**PROMPT:**
From the records that follow, copy every line in which "true" appears.

=== Begin Enclosure ===

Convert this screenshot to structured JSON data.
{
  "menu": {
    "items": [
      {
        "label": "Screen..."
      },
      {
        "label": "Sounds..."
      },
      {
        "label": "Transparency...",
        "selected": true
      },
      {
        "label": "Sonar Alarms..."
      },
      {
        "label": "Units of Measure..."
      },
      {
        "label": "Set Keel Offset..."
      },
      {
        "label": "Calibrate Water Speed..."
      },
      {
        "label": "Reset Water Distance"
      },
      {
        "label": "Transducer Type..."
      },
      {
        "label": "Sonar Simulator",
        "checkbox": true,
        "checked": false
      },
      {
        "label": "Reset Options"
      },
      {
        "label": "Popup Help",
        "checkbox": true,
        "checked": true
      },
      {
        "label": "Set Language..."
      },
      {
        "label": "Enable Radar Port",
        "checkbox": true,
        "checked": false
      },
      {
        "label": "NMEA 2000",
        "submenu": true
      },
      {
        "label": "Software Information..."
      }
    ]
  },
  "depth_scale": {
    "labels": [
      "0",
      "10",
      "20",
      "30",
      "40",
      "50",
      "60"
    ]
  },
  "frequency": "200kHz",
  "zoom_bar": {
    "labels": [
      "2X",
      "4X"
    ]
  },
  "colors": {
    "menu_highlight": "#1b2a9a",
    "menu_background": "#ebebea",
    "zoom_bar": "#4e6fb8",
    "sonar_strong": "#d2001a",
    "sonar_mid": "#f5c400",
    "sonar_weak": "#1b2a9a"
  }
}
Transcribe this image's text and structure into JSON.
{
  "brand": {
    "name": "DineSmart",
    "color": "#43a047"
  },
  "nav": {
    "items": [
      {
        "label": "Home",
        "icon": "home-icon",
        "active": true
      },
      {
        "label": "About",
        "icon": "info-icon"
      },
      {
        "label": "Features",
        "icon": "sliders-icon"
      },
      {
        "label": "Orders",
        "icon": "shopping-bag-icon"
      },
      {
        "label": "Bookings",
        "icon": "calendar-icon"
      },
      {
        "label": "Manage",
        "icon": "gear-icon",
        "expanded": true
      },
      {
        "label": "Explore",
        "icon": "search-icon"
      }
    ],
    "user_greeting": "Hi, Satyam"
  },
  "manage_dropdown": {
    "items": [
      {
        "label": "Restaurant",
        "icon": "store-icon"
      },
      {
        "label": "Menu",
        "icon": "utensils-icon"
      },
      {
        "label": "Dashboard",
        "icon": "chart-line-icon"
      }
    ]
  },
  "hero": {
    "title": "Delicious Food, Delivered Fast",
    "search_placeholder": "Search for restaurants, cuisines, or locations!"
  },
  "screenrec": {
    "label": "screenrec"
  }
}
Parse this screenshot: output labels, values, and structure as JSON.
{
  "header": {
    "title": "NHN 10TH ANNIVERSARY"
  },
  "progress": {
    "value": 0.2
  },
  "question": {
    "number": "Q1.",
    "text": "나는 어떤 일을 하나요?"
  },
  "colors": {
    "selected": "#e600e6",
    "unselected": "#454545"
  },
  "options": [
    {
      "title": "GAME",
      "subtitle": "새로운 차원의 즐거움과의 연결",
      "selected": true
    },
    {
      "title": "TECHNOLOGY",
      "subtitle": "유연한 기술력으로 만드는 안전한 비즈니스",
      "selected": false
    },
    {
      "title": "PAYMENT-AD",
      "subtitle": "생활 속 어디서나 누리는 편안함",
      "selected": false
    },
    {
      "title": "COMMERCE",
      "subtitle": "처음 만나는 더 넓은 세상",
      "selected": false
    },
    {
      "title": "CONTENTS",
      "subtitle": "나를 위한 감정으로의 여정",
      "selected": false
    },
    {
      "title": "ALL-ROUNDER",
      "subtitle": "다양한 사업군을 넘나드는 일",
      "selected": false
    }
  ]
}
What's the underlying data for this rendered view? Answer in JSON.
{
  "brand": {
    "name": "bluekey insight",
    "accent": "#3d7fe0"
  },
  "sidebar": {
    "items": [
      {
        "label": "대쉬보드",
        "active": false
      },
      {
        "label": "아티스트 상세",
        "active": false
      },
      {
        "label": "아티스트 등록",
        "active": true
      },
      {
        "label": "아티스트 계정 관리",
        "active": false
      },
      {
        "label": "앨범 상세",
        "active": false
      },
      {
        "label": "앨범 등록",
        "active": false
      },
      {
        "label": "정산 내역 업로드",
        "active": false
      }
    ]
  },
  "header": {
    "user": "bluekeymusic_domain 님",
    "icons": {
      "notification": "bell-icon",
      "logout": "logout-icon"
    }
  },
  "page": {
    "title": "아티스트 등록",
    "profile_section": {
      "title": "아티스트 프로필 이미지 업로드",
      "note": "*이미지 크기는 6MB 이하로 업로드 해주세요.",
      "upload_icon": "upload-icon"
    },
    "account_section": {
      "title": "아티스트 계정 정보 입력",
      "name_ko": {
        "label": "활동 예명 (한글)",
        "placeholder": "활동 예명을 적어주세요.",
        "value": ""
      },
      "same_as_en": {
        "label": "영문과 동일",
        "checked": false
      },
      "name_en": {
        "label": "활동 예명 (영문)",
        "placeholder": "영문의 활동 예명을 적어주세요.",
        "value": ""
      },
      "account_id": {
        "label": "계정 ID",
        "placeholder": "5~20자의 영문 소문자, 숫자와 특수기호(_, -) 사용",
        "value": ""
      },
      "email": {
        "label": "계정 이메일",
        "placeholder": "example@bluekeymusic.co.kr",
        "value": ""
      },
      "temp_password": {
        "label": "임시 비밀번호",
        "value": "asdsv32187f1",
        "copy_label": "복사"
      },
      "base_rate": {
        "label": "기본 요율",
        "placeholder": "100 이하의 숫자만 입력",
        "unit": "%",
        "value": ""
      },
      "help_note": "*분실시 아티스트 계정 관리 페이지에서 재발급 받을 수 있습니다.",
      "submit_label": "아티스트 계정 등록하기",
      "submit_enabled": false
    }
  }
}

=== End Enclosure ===

**EXERCISE RESULT:**
        "selected": true
        "checkbox": true,
        "checkbox": true,
        "checked": true
        "checkbox": true,
        "submenu": true
        "active": true
        "expanded": true
      "selected": true
        "active": true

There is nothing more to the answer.